## What is being asked
Every entry must be output exactly as it is written.

## The records
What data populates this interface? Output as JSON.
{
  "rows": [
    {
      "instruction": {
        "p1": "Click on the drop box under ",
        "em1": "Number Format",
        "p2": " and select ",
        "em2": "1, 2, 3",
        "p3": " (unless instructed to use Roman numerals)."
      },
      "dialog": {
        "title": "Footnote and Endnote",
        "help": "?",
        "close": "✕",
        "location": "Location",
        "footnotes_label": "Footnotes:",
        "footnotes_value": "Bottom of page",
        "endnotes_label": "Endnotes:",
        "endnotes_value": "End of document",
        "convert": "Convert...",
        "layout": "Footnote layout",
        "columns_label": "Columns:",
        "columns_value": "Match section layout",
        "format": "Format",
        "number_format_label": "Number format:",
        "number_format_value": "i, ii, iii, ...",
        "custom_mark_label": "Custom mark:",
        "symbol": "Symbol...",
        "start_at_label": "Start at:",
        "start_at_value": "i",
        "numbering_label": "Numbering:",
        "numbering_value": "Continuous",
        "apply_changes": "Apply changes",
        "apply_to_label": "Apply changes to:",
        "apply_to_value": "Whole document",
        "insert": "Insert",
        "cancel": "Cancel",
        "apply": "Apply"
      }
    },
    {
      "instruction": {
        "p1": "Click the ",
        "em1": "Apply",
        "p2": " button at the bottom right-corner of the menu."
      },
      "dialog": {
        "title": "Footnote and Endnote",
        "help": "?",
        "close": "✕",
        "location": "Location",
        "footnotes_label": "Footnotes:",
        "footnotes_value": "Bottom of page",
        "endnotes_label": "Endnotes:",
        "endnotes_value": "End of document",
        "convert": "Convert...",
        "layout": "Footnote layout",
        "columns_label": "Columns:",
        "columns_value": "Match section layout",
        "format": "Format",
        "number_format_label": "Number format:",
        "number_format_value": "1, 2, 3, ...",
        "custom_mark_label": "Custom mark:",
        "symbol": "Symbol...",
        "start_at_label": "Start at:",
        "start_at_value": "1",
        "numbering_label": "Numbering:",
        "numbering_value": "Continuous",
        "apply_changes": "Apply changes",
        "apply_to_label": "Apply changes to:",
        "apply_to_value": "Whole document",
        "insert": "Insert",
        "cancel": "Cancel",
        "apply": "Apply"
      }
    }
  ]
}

## Completed exercise
What data populates this interface? Output as JSON.
{
  "rows": [
    {
      "instruction": {
        "p1": "Click on the drop box under ",
        "em1": "Number Format",
        "p2": " and select ",
        "em2": "1, 2, 3",
        "p3": " (unless instructed to use Roman numerals)."
      },
      "dialog": {
        "title": "Footnote and Endnote",
        "help": "?",
        "close": "✕",
        "location": "Location",
        "footnotes_label": "Footnotes:",
        "footnotes_value": "Bottom of page",
        "endnotes_label": "Endnotes:",
        "endnotes_value": "End of document",
        "convert": "Convert...",
        "layout": "Footnote layout",
        "columns_label": "Columns:",
        "columns_value": "Match section layout",
        "format": "Format",
        "number_format_label": "Number format:",
        "number_format_value": "i, ii, iii, ...",
        "custom_mark_label": "Custom mark:",
        "symbol": "Symbol...",
        "start_at_label": "Start at:",
        "start_at_value": "i",
        "numbering_label": "Numbering:",
        "numbering_value": "Continuous",
        "apply_changes": "Apply changes",
        "apply_to_label": "Apply changes to:",
        "apply_to_value": "Whole document",
        "insert": "Insert",
        "cancel": "Cancel",
        "apply": "Apply"
      }
    },
    {
      "instruction": {
        "p1": "Click the ",
        "em1": "Apply",
        "p2": " button at the bottom right-corner of the menu."
      },
      "dialog": {
        "title": "Footnote and Endnote",
        "help": "?",
        "close": "✕",
        "location": "Location",
        "footnotes_label": "Footnotes:",
        "footnotes_value": "Bottom of page",
        "endnotes_label": "Endnotes:",
        "endnotes_value": "End of document",
        "convert": "Convert...",
        "layout": "Footnote layout",
        "columns_label": "Columns:",
        "columns_value": "Match section layout",
        "format": "Format",
        "number_format_label": "Number format:",
        "number_format_value": "1, 2, 3, ...",
        "custom_mark_label": "Custom mark:",
        "symbol": "Symbol...",
        "start_at_label": "Start at:",
        "start_at_value": "1",
        "numbering_label": "Numbering:",
        "numbering_value": "Continuous",
        "apply_changes": "Apply changes",
        "apply_to_label": "Apply changes to:",
        "apply_to_value": "Whole document",
        "insert": "Insert",
        "cancel": "Cancel",
        "apply": "Apply"
      }
    }
  ]
}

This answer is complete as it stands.